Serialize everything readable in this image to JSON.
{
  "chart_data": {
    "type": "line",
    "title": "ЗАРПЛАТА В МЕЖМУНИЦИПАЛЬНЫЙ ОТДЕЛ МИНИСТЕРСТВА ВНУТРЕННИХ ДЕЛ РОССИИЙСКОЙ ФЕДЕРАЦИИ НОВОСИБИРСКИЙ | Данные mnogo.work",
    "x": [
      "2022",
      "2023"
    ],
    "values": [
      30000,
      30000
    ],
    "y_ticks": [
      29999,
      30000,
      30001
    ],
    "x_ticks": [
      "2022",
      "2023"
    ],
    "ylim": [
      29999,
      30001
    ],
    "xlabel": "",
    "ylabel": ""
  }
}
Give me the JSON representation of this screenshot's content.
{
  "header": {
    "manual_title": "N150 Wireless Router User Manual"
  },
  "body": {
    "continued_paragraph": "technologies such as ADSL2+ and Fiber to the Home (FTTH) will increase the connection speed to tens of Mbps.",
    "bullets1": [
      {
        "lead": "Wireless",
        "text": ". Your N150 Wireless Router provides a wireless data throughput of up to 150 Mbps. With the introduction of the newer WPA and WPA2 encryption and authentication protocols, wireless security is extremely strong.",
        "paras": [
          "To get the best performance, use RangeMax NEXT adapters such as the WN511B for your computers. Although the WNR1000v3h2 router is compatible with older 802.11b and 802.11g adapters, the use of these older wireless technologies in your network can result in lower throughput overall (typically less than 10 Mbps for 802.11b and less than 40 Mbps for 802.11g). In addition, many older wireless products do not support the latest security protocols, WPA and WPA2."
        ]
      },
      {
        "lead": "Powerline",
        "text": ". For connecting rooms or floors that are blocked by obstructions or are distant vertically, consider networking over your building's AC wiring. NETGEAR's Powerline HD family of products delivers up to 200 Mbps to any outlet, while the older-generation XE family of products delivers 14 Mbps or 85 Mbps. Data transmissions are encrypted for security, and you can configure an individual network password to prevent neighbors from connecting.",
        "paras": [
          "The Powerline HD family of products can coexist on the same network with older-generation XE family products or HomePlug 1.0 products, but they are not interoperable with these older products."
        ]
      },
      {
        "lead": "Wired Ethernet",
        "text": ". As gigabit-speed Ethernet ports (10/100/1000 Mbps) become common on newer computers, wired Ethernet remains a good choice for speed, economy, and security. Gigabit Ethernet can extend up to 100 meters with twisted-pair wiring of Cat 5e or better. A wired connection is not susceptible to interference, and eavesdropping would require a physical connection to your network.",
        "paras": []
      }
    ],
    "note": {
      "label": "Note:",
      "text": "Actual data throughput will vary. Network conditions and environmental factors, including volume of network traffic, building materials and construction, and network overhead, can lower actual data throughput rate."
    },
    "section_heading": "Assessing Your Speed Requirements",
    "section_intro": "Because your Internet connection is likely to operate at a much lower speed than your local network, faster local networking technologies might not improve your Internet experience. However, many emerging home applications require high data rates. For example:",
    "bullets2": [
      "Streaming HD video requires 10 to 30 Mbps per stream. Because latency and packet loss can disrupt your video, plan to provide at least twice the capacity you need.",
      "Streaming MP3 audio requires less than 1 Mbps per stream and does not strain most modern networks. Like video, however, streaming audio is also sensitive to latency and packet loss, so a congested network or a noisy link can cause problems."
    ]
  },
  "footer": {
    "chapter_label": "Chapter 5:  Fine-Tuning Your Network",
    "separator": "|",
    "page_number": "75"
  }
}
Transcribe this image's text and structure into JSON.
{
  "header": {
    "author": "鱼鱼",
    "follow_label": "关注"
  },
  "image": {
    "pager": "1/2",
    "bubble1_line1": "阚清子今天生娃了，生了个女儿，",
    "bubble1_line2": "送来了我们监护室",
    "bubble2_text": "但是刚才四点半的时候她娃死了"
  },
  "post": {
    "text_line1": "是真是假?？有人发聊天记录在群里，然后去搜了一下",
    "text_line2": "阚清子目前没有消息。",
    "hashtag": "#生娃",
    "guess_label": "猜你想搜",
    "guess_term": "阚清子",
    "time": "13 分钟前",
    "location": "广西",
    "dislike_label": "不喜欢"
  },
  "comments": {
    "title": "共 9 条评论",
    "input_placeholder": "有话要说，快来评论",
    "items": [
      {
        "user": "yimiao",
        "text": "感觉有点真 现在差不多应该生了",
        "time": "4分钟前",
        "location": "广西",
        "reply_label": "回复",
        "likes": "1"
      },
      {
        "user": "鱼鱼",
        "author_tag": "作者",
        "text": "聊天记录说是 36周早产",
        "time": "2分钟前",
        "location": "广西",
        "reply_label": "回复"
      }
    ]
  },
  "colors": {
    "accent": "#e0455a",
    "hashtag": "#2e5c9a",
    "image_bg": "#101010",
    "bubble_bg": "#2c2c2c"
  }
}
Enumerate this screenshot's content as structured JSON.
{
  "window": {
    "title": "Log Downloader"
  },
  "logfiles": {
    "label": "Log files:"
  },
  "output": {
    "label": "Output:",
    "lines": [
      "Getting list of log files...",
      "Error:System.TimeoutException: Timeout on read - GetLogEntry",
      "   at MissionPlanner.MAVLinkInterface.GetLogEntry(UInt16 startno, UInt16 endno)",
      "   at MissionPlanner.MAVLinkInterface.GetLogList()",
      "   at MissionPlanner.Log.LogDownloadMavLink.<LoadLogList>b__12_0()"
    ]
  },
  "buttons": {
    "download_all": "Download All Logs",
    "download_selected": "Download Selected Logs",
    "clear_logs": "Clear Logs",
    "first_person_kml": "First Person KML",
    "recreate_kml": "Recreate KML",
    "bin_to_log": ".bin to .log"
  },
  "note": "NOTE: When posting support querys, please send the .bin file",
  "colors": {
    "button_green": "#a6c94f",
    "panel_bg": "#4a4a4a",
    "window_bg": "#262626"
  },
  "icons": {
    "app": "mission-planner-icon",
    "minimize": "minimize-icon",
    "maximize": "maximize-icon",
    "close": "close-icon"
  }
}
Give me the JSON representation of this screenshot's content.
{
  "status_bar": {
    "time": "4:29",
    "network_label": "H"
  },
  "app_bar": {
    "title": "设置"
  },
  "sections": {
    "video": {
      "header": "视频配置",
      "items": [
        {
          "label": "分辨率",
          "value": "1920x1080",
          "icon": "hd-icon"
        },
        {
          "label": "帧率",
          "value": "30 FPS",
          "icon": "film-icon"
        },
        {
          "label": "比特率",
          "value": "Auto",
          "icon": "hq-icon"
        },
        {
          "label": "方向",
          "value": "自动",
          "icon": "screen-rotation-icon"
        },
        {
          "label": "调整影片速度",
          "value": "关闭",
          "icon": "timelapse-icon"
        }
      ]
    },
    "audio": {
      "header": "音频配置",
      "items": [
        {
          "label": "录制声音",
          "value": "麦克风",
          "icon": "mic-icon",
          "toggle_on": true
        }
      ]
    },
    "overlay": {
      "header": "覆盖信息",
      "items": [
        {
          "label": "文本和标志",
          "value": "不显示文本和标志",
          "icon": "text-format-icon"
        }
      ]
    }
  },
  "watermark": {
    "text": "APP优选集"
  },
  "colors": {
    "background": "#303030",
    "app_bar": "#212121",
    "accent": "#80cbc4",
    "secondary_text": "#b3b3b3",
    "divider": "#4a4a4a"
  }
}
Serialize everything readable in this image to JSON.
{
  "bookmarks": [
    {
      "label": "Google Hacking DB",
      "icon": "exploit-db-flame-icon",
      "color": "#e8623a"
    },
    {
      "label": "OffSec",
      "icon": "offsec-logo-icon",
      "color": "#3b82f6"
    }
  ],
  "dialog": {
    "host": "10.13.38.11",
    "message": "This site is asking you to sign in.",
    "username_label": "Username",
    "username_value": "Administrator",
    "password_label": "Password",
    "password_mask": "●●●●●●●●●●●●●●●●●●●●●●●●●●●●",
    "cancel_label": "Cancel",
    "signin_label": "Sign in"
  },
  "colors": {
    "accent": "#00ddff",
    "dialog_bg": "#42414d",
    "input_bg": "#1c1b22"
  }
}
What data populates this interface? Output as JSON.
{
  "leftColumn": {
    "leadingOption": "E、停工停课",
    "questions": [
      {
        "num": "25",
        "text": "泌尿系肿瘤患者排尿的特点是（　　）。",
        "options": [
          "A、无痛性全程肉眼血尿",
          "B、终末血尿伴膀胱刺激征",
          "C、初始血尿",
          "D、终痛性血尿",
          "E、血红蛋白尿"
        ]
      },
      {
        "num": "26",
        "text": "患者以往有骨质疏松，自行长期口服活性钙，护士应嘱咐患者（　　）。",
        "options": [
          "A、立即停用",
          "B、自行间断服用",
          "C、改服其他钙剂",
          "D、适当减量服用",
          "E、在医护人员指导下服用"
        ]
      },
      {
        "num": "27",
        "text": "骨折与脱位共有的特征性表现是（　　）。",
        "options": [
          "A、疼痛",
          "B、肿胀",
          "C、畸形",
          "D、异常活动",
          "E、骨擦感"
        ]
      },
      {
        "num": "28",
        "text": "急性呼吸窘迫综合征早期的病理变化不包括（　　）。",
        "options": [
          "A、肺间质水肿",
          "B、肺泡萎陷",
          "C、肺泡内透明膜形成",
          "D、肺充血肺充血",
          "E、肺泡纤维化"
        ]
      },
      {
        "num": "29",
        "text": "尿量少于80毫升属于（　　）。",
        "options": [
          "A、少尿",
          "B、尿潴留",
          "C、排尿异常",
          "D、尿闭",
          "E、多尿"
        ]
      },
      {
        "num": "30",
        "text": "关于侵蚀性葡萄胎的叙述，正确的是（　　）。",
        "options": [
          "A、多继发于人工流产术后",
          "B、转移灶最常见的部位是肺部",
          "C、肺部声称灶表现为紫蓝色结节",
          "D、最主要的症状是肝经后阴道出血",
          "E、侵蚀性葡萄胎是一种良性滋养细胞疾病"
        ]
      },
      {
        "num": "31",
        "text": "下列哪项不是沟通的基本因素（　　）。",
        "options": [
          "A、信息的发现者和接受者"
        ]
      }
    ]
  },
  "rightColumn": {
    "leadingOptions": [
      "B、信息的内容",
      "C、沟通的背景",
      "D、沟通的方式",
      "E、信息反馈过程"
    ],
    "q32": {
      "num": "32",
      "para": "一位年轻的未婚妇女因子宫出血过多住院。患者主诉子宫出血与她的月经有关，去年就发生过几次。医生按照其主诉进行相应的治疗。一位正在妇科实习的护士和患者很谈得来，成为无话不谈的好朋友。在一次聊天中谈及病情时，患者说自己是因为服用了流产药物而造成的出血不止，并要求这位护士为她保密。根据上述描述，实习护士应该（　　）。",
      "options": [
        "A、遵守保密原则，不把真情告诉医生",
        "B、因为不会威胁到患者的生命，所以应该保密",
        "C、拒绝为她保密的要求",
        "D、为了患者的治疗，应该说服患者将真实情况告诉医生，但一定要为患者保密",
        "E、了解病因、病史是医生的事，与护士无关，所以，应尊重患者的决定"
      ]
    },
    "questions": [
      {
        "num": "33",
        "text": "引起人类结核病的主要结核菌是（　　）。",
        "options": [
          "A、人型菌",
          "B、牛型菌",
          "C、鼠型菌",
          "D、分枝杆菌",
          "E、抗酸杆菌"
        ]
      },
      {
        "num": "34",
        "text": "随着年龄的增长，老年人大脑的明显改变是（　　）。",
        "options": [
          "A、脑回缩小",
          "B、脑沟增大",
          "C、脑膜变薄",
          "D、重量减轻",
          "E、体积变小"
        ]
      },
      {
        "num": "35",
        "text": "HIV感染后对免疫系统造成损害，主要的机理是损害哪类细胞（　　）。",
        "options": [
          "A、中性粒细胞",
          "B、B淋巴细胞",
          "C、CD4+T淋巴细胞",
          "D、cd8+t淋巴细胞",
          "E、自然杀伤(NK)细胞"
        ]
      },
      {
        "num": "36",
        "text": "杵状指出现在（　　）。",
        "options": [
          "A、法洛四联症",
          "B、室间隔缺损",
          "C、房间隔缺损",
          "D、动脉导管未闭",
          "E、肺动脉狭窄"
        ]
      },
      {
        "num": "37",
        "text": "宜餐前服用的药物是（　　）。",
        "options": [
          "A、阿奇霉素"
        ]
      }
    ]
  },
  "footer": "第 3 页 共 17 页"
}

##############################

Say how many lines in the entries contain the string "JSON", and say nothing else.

RESPONSE TO THE EXERCISE: 7